_TASK REQUIREMENTS_
In the copy, keep every record exact and leave out all images.

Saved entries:
═══

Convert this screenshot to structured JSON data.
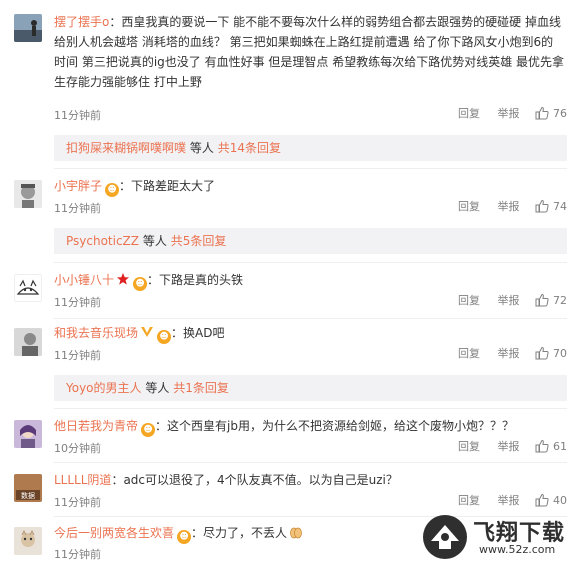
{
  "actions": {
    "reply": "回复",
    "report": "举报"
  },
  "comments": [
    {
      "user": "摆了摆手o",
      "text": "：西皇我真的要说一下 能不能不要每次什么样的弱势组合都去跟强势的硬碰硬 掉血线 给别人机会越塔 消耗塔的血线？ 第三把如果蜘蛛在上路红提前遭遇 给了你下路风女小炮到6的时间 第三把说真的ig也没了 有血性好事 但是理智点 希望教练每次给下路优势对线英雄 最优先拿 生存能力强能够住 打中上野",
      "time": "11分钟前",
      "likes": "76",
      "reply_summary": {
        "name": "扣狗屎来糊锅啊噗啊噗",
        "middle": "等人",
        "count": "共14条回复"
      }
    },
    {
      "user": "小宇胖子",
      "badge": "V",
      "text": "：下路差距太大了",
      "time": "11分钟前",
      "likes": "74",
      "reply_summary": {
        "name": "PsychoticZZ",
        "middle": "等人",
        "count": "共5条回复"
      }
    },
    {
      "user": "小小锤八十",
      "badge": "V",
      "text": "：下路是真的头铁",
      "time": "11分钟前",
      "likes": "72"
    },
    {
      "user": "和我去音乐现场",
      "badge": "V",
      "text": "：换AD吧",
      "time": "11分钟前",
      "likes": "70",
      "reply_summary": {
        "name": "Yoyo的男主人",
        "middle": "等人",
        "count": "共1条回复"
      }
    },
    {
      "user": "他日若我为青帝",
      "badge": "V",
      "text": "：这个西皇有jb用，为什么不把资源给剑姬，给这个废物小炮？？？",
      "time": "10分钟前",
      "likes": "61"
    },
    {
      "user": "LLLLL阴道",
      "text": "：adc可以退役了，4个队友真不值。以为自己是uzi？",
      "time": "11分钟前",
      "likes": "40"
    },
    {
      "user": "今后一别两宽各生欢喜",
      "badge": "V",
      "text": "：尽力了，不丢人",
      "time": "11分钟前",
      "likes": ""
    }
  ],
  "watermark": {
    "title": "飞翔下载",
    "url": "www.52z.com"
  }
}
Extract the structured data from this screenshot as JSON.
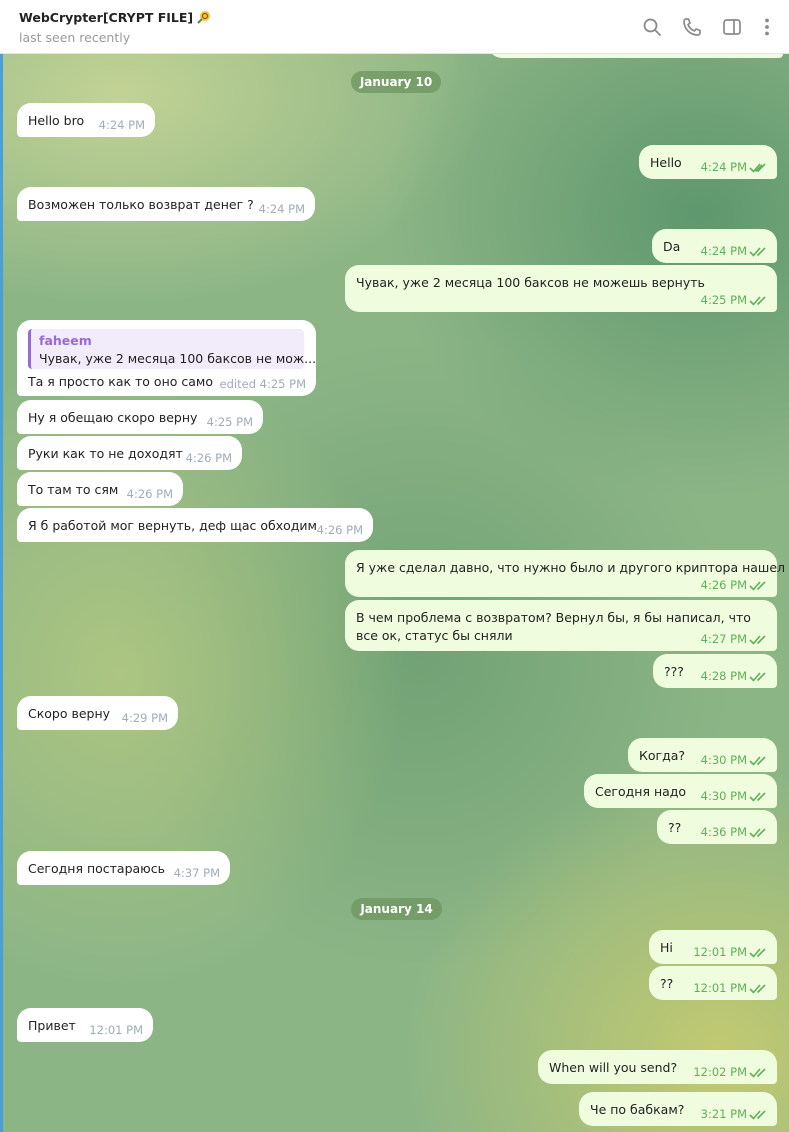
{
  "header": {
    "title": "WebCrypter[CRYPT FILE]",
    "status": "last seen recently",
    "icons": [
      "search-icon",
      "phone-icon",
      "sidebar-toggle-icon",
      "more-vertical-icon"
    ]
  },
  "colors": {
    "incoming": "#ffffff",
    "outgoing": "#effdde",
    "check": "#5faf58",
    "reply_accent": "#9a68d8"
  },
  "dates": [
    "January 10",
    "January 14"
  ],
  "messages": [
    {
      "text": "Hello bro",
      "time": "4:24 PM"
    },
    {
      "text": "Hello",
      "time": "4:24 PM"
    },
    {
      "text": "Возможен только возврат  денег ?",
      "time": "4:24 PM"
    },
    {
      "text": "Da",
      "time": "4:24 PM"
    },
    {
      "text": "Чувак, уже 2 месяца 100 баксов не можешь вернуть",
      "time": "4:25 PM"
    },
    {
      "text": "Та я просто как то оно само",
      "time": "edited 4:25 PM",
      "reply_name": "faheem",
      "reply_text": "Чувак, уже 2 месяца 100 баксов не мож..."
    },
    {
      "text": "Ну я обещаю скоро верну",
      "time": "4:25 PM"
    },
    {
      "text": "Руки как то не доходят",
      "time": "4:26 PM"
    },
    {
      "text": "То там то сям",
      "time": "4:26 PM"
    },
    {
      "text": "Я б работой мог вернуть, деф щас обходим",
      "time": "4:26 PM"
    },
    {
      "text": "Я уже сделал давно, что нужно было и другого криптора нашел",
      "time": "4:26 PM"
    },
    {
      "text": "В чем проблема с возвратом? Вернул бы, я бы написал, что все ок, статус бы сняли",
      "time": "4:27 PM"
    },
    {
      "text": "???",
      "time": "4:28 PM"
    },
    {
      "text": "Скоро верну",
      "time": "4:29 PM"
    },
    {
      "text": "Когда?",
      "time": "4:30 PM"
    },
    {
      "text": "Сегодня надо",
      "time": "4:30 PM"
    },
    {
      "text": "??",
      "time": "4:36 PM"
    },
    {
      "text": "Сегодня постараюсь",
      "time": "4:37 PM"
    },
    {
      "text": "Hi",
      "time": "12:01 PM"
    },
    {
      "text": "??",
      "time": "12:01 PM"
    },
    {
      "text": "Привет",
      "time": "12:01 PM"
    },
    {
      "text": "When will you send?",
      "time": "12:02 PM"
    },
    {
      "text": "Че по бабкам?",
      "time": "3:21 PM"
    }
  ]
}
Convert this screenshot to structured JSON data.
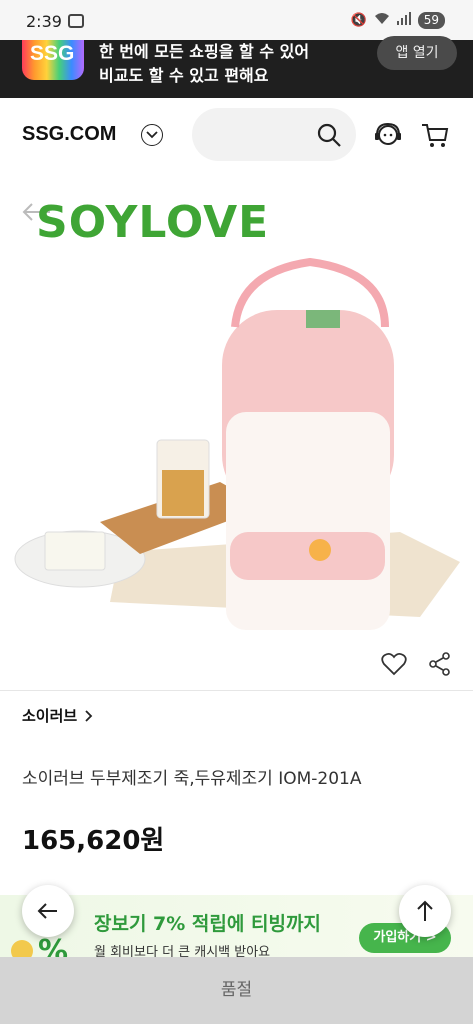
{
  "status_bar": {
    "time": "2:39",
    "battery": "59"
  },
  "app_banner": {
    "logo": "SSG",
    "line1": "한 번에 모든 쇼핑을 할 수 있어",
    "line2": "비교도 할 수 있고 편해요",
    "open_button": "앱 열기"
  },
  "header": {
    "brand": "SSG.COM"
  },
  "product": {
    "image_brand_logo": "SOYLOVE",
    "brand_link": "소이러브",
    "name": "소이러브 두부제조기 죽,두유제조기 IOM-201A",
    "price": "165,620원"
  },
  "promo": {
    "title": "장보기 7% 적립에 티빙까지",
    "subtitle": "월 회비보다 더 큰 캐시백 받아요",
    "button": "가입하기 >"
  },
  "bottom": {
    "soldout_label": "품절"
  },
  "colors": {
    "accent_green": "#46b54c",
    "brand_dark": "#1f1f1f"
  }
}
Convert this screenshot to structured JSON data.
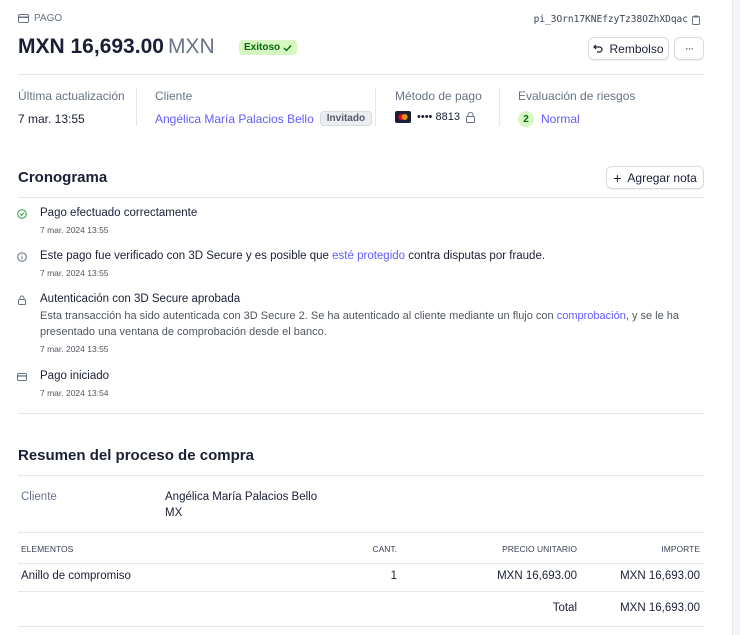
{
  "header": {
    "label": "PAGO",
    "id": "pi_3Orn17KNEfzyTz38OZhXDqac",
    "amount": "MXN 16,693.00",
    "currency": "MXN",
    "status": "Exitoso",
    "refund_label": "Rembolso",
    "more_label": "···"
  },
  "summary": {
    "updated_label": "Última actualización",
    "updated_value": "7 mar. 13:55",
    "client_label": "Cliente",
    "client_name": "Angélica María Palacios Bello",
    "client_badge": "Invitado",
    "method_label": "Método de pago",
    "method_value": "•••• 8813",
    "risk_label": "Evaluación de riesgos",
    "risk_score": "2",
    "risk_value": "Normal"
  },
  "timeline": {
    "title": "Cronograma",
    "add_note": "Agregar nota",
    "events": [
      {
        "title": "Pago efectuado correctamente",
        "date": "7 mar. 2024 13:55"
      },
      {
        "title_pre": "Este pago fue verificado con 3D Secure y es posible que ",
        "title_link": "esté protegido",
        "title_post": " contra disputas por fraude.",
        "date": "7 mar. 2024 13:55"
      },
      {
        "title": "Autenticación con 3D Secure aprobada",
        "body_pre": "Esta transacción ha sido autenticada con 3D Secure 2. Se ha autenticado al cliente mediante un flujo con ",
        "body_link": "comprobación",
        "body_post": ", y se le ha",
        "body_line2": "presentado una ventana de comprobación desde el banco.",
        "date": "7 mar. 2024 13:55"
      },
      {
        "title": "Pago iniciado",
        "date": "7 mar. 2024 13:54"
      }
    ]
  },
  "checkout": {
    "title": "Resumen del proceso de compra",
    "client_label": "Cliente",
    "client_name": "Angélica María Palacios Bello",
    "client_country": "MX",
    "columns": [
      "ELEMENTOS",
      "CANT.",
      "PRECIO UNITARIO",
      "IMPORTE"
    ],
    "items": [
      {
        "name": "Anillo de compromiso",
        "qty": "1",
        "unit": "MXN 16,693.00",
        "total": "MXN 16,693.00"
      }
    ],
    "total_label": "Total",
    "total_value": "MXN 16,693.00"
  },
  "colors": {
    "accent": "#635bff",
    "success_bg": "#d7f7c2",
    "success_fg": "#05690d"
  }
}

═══

_TASK RESPONSE_
Convert this screenshot to structured JSON data.
{
  "actions": {
    "reply": "回复",
    "report": "举报"
  },
  "comments": [
    {
      "user": "摆了摆手o",
      "text": "：西皇我真的要说一下 能不能不要每次什么样的弱势组合都去跟强势的硬碰硬 掉血线 给别人机会越塔 消耗塔的血线？ 第三把如果蜘蛛在上路红提前遭遇 给了你下路风女小炮到6的时间 第三把说真的ig也没了 有血性好事 但是理智点 希望教练每次给下路优势对线英雄 最优先拿 生存能力强能够住 打中上野",
      "time": "11分钟前",
      "likes": "76",
      "reply_summary": {
        "name": "扣狗屎来糊锅啊噗啊噗",
        "middle": "等人",
        "count": "共14条回复"
      }
    },
    {
      "user": "小宇胖子",
      "badge": "V",
      "text": "：下路差距太大了",
      "time": "11分钟前",
      "likes": "74",
      "reply_summary": {
        "name": "PsychoticZZ",
        "middle": "等人",
        "count": "共5条回复"
      }
    },
    {
      "user": "小小锤八十",
      "badge": "V",
      "text": "：下路是真的头铁",
      "time": "11分钟前",
      "likes": "72"
    },
    {
      "user": "和我去音乐现场",
      "badge": "V",
      "text": "：换AD吧",
      "time": "11分钟前",
      "likes": "70",
      "reply_summary": {
        "name": "Yoyo的男主人",
        "middle": "等人",
        "count": "共1条回复"
      }
    },
    {
      "user": "他日若我为青帝",
      "badge": "V",
      "text": "：这个西皇有jb用，为什么不把资源给剑姬，给这个废物小炮？？？",
      "time": "10分钟前",
      "likes": "61"
    },
    {
      "user": "LLLLL阴道",
      "text": "：adc可以退役了，4个队友真不值。以为自己是uzi？",
      "time": "11分钟前",
      "likes": "40"
    },
    {
      "user": "今后一别两宽各生欢喜",
      "badge": "V",
      "text": "：尽力了，不丢人",
      "time": "11分钟前",
      "likes": ""
    }
  ],
  "watermark": {
    "title": "飞翔下载",
    "url": "www.52z.com"
  }
}
Extract the structured data from this screenshot as JSON.
{
  "header": {
    "title": "WebCrypter[CRYPT FILE]",
    "status": "last seen recently",
    "icons": [
      "search-icon",
      "phone-icon",
      "sidebar-toggle-icon",
      "more-vertical-icon"
    ]
  },
  "colors": {
    "incoming": "#ffffff",
    "outgoing": "#effdde",
    "check": "#5faf58",
    "reply_accent": "#9a68d8"
  },
  "dates": [
    "January 10",
    "January 14"
  ],
  "messages": [
    {
      "text": "Hello bro",
      "time": "4:24 PM"
    },
    {
      "text": "Hello",
      "time": "4:24 PM"
    },
    {
      "text": "Возможен только возврат  денег ?",
      "time": "4:24 PM"
    },
    {
      "text": "Da",
      "time": "4:24 PM"
    },
    {
      "text": "Чувак, уже 2 месяца 100 баксов не можешь вернуть",
      "time": "4:25 PM"
    },
    {
      "text": "Та я просто как то оно само",
      "time": "edited 4:25 PM",
      "reply_name": "faheem",
      "reply_text": "Чувак, уже 2 месяца 100 баксов не мож..."
    },
    {
      "text": "Ну я обещаю скоро верну",
      "time": "4:25 PM"
    },
    {
      "text": "Руки как то не доходят",
      "time": "4:26 PM"
    },
    {
      "text": "То там то сям",
      "time": "4:26 PM"
    },
    {
      "text": "Я б работой мог вернуть, деф щас обходим",
      "time": "4:26 PM"
    },
    {
      "text": "Я уже сделал давно, что нужно было и другого криптора нашел",
      "time": "4:26 PM"
    },
    {
      "text": "В чем проблема с возвратом? Вернул бы, я бы написал, что все ок, статус бы сняли",
      "time": "4:27 PM"
    },
    {
      "text": "???",
      "time": "4:28 PM"
    },
    {
      "text": "Скоро верну",
      "time": "4:29 PM"
    },
    {
      "text": "Когда?",
      "time": "4:30 PM"
    },
    {
      "text": "Сегодня надо",
      "time": "4:30 PM"
    },
    {
      "text": "??",
      "time": "4:36 PM"
    },
    {
      "text": "Сегодня постараюсь",
      "time": "4:37 PM"
    },
    {
      "text": "Hi",
      "time": "12:01 PM"
    },
    {
      "text": "??",
      "time": "12:01 PM"
    },
    {
      "text": "Привет",
      "time": "12:01 PM"
    },
    {
      "text": "When will you send?",
      "time": "12:02 PM"
    },
    {
      "text": "Че по бабкам?",
      "time": "3:21 PM"
    }
  ]
}
Convert this screenshot to structured JSON data.
{
  "status_bar": {
    "time": "2:39",
    "battery": "59"
  },
  "app_banner": {
    "logo": "SSG",
    "line1": "한 번에 모든 쇼핑을 할 수 있어",
    "line2": "비교도 할 수 있고 편해요",
    "open_button": "앱 열기"
  },
  "header": {
    "brand": "SSG.COM"
  },
  "product": {
    "image_brand_logo": "SOYLOVE",
    "brand_link": "소이러브",
    "name": "소이러브 두부제조기 죽,두유제조기 IOM-201A",
    "price": "165,620원"
  },
  "promo": {
    "title": "장보기 7% 적립에 티빙까지",
    "subtitle": "월 회비보다 더 큰 캐시백 받아요",
    "button": "가입하기 >"
  },
  "bottom": {
    "soldout_label": "품절"
  },
  "colors": {
    "accent_green": "#46b54c",
    "brand_dark": "#1f1f1f"
  }
}
Convert this screenshot to structured JSON data.
{
  "header": {
    "label": "PAGO",
    "id": "pi_3Orn17KNEfzyTz38OZhXDqac",
    "amount": "MXN 16,693.00",
    "currency": "MXN",
    "status": "Exitoso",
    "refund_label": "Rembolso",
    "more_label": "···"
  },
  "summary": {
    "updated_label": "Última actualización",
    "updated_value": "7 mar. 13:55",
    "client_label": "Cliente",
    "client_name": "Angélica María Palacios Bello",
    "client_badge": "Invitado",
    "method_label": "Método de pago",
    "method_value": "•••• 8813",
    "risk_label": "Evaluación de riesgos",
    "risk_score": "2",
    "risk_value": "Normal"
  },
  "timeline": {
    "title": "Cronograma",
    "add_note": "Agregar nota",
    "events": [
      {
        "title": "Pago efectuado correctamente",
        "date": "7 mar. 2024 13:55"
      },
      {
        "title_pre": "Este pago fue verificado con 3D Secure y es posible que ",
        "title_link": "esté protegido",
        "title_post": " contra disputas por fraude.",
        "date": "7 mar. 2024 13:55"
      },
      {
        "title": "Autenticación con 3D Secure aprobada",
        "body_pre": "Esta transacción ha sido autenticada con 3D Secure 2. Se ha autenticado al cliente mediante un flujo con ",
        "body_link": "comprobación",
        "body_post": ", y se le ha",
        "body_line2": "presentado una ventana de comprobación desde el banco.",
        "date": "7 mar. 2024 13:55"
      },
      {
        "title": "Pago iniciado",
        "date": "7 mar. 2024 13:54"
      }
    ]
  },
  "checkout": {
    "title": "Resumen del proceso de compra",
    "client_label": "Cliente",
    "client_name": "Angélica María Palacios Bello",
    "client_country": "MX",
    "columns": [
      "ELEMENTOS",
      "CANT.",
      "PRECIO UNITARIO",
      "IMPORTE"
    ],
    "items": [
      {
        "name": "Anillo de compromiso",
        "qty": "1",
        "unit": "MXN 16,693.00",
        "total": "MXN 16,693.00"
      }
    ],
    "total_label": "Total",
    "total_value": "MXN 16,693.00"
  },
  "colors": {
    "accent": "#635bff",
    "success_bg": "#d7f7c2",
    "success_fg": "#05690d"
  }
}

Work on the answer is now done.